> _GOAL OF THE EXERCISE_
In the records below, find each line containing the word "title" and copy it.
START EXTRACTED RECORDS
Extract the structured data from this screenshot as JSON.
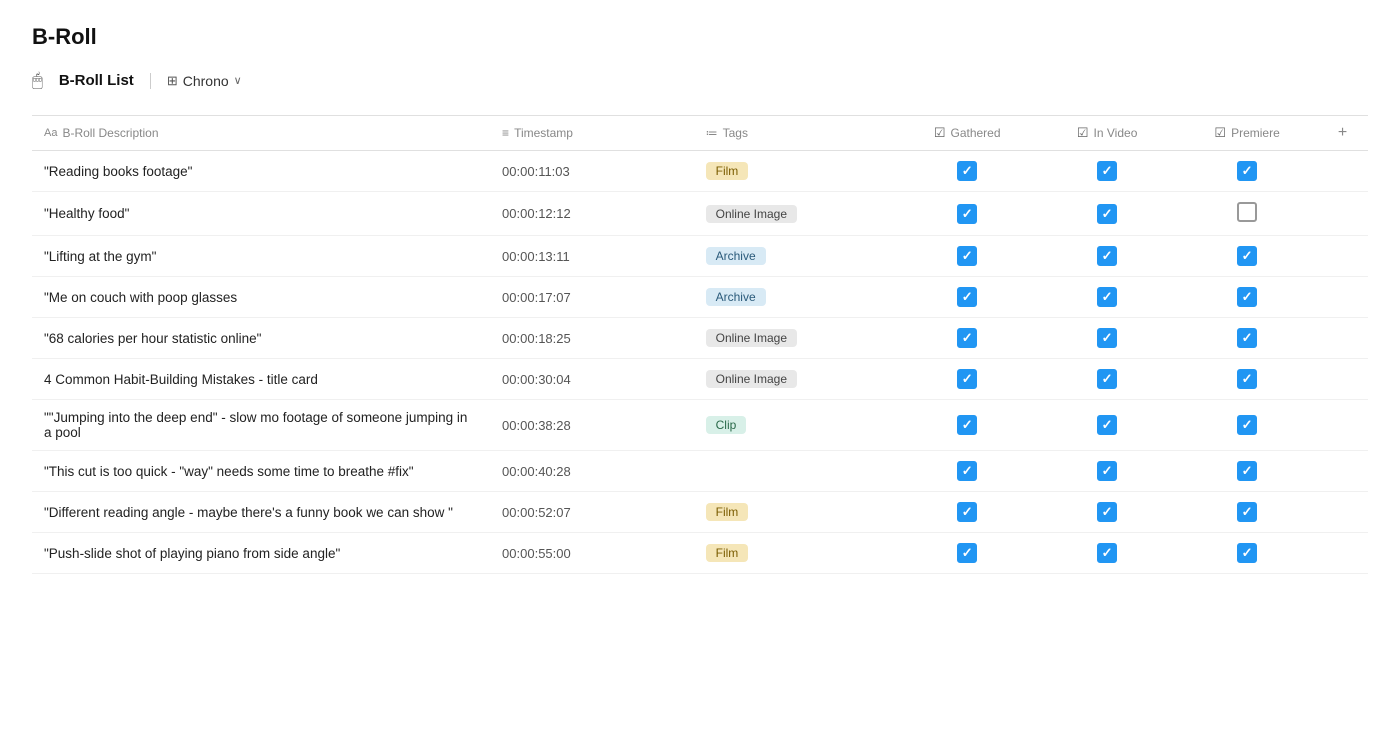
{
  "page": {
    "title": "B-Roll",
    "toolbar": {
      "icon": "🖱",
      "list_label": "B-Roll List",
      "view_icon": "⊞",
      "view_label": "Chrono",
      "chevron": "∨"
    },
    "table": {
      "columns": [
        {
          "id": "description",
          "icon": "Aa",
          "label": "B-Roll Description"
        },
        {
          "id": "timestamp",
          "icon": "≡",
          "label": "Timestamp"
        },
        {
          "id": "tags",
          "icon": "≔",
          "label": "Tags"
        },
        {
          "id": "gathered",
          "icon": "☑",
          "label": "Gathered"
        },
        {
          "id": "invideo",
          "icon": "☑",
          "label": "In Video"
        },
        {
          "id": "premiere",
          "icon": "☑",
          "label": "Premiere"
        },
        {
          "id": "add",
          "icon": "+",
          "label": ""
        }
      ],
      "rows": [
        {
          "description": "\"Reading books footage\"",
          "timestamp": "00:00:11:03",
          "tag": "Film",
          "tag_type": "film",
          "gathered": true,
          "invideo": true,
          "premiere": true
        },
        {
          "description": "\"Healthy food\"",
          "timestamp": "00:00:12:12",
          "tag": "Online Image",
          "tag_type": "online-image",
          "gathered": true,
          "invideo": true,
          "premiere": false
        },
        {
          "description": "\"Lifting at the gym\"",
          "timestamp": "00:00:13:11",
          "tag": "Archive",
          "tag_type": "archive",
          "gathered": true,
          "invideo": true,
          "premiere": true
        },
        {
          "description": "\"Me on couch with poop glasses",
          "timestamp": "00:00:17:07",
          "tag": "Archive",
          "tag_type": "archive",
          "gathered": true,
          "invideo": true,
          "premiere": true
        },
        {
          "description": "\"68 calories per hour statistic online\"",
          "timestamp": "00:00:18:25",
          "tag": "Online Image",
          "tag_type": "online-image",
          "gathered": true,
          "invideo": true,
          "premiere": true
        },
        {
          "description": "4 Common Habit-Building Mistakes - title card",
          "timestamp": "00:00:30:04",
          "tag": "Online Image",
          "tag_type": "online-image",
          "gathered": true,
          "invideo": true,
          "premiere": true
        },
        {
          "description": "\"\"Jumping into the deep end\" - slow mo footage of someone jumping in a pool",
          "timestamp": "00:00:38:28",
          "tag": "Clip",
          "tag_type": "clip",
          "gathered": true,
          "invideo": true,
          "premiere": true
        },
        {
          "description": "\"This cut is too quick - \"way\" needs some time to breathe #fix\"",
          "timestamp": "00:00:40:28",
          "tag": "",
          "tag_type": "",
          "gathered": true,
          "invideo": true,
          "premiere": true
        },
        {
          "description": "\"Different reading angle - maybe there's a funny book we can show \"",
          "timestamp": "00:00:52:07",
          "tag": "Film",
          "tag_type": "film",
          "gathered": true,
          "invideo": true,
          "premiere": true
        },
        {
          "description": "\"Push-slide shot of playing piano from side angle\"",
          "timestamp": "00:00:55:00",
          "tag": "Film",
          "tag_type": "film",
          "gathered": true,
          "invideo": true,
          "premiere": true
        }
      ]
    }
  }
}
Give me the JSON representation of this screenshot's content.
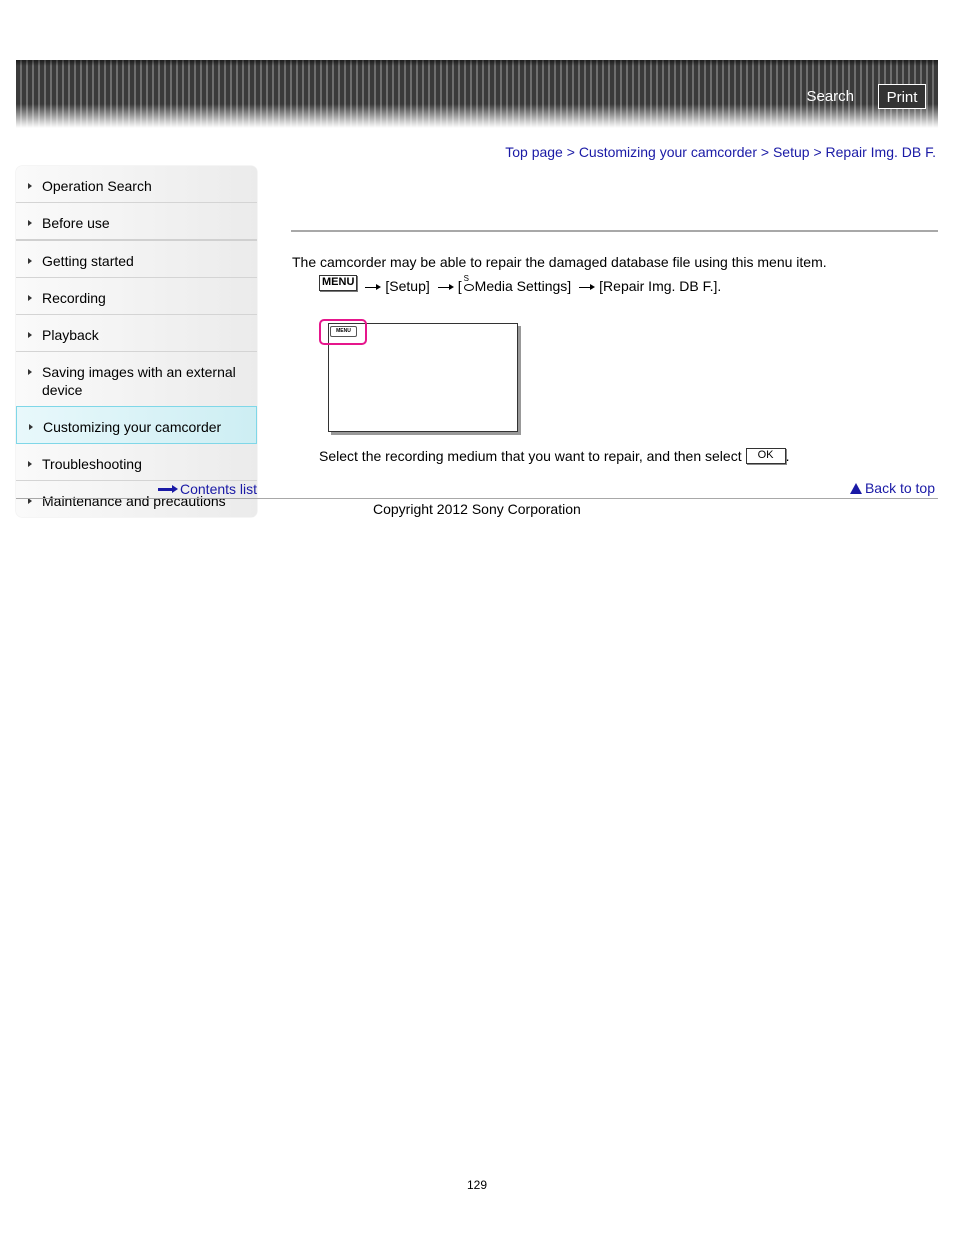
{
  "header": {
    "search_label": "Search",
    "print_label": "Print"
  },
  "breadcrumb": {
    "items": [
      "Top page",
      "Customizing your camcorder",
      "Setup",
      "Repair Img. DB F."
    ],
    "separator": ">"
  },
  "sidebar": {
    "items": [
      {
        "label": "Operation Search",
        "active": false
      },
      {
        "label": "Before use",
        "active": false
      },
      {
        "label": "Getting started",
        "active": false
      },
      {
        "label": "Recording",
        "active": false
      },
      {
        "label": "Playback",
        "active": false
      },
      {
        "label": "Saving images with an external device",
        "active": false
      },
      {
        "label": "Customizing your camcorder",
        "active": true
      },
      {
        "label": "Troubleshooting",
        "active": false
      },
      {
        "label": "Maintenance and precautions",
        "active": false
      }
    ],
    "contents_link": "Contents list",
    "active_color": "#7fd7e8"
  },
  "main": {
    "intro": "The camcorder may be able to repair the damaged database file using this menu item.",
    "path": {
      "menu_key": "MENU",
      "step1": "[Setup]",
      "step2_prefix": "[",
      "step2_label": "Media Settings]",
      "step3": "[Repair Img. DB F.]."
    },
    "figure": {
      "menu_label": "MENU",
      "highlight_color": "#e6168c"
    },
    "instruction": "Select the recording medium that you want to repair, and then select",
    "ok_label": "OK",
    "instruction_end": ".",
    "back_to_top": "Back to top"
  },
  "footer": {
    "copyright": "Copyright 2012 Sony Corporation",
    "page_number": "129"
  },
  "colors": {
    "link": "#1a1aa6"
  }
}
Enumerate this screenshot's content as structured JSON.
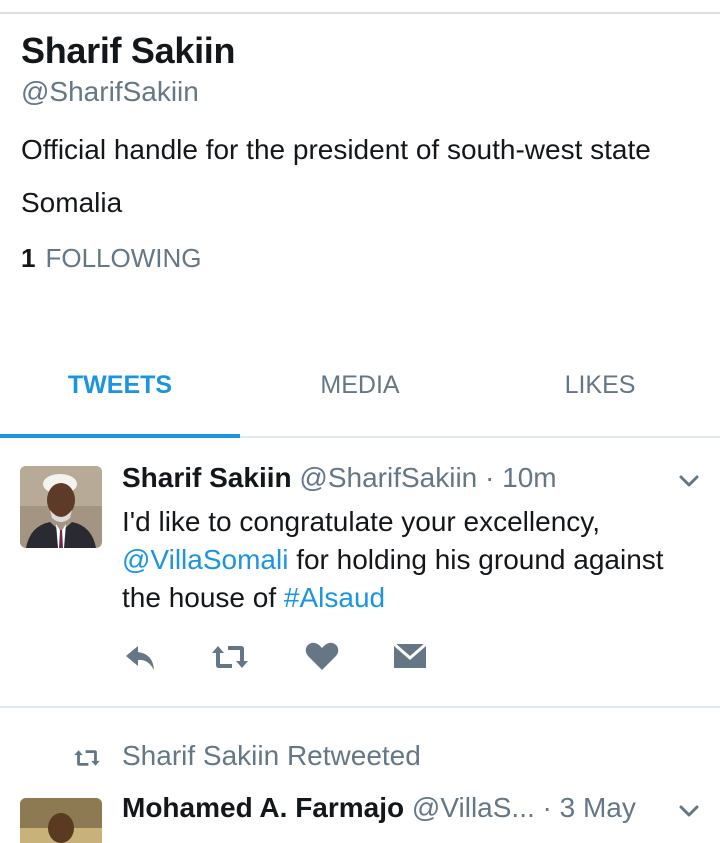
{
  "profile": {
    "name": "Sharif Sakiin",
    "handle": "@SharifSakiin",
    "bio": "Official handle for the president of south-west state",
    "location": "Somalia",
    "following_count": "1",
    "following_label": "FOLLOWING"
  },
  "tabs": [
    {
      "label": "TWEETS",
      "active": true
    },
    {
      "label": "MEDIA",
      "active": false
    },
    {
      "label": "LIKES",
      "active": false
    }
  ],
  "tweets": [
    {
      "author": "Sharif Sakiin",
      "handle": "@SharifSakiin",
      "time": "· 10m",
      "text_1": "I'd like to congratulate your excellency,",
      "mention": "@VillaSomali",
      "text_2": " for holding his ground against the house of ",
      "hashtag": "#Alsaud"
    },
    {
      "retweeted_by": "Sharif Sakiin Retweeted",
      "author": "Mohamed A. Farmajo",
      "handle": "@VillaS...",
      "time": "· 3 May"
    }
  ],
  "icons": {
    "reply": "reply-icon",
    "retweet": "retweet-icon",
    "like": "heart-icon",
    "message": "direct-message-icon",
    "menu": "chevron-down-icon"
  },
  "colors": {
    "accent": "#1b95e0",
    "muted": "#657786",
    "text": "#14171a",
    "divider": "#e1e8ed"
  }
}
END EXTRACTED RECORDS
> _YOUR RESPONSE_
    "title": "B-Roll",
          "description": "4 Common Habit-Building Mistakes - title card",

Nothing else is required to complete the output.